## Aim of the exercise
Scan the material below for the string "icon", and copy every line where it shows up.

## Input records
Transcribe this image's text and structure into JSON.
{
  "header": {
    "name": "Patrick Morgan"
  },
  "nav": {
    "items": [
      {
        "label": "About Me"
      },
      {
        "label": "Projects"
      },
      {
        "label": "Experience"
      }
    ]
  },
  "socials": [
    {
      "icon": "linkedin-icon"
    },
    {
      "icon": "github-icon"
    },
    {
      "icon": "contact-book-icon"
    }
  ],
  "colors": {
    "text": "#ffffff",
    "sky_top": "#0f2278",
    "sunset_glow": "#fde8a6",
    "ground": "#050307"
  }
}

## Written answer
      "icon": "linkedin-icon"
      "icon": "github-icon"
      "icon": "contact-book-icon"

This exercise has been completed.